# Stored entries
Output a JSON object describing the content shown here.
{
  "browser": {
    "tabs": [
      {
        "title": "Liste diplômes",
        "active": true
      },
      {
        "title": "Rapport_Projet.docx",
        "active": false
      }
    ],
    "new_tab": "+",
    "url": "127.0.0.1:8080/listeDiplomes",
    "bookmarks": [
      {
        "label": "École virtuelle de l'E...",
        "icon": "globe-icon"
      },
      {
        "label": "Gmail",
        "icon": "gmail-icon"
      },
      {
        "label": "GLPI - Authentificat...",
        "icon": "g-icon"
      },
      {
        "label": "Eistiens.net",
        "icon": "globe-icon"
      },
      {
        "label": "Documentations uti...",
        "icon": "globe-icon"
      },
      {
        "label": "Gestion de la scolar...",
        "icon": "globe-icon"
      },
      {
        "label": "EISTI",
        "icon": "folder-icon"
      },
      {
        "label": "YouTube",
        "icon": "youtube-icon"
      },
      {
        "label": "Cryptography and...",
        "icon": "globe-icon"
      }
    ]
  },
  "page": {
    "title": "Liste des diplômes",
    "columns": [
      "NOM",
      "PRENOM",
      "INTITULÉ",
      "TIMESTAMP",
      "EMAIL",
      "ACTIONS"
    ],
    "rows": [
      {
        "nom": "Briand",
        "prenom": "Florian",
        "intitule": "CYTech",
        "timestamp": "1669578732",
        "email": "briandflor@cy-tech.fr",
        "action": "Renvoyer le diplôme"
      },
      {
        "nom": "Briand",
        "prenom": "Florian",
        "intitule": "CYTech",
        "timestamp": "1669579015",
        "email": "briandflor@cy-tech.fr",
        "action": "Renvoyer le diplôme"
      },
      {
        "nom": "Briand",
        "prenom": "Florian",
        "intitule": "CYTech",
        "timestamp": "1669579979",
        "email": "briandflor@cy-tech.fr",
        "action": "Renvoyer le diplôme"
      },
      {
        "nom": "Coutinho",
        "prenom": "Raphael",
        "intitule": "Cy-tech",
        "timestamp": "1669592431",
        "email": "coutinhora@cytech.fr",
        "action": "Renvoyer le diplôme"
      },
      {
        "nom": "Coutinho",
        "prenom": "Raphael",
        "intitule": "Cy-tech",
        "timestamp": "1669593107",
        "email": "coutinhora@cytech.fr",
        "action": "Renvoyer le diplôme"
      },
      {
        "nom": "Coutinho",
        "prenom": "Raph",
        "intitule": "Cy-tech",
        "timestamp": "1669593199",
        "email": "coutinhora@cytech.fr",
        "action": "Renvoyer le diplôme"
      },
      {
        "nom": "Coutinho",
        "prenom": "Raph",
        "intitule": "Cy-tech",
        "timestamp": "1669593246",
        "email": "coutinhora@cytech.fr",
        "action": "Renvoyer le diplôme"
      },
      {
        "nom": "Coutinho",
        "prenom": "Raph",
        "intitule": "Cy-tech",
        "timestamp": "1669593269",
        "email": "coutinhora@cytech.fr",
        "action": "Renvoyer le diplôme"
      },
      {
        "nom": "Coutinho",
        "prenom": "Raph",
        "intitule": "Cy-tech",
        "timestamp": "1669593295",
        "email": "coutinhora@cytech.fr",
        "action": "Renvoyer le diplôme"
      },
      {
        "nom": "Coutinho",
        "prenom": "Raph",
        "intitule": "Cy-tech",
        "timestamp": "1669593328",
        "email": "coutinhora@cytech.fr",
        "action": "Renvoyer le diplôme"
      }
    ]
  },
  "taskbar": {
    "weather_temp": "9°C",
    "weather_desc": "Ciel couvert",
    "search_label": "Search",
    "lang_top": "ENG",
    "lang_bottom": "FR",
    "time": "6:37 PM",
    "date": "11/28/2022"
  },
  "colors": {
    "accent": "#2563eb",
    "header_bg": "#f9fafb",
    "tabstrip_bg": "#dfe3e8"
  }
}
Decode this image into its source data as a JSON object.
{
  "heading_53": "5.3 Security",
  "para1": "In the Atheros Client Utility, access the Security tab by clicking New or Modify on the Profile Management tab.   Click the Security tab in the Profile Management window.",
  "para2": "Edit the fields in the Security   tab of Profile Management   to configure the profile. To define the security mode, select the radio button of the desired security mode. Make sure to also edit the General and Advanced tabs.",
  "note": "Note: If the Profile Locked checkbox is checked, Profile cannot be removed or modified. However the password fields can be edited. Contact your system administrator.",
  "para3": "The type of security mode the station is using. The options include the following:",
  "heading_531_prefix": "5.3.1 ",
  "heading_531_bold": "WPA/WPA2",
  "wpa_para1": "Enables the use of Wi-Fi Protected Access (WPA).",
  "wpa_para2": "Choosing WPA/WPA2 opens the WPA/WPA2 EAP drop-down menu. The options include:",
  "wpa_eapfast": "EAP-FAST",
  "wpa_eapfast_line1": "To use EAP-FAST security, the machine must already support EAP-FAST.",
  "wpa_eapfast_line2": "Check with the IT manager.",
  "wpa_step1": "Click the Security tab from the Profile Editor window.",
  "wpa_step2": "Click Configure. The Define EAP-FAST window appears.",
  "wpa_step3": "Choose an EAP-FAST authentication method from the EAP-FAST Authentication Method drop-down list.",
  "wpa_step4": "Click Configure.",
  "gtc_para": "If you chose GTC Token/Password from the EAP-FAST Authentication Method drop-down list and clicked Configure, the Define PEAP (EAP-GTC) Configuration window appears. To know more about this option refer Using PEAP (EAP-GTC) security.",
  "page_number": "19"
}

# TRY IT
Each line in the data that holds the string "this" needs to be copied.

# SOLUTION TO THE EXERCISE
Decode this image into its source data as a JSON object.
  "gtc_para": "If you chose GTC Token/Password from the EAP-FAST Authentication Method drop-down list and clicked Configure, the Define PEAP (EAP-GTC) Configuration window appears. To know more about this option refer Using PEAP (EAP-GTC) security.",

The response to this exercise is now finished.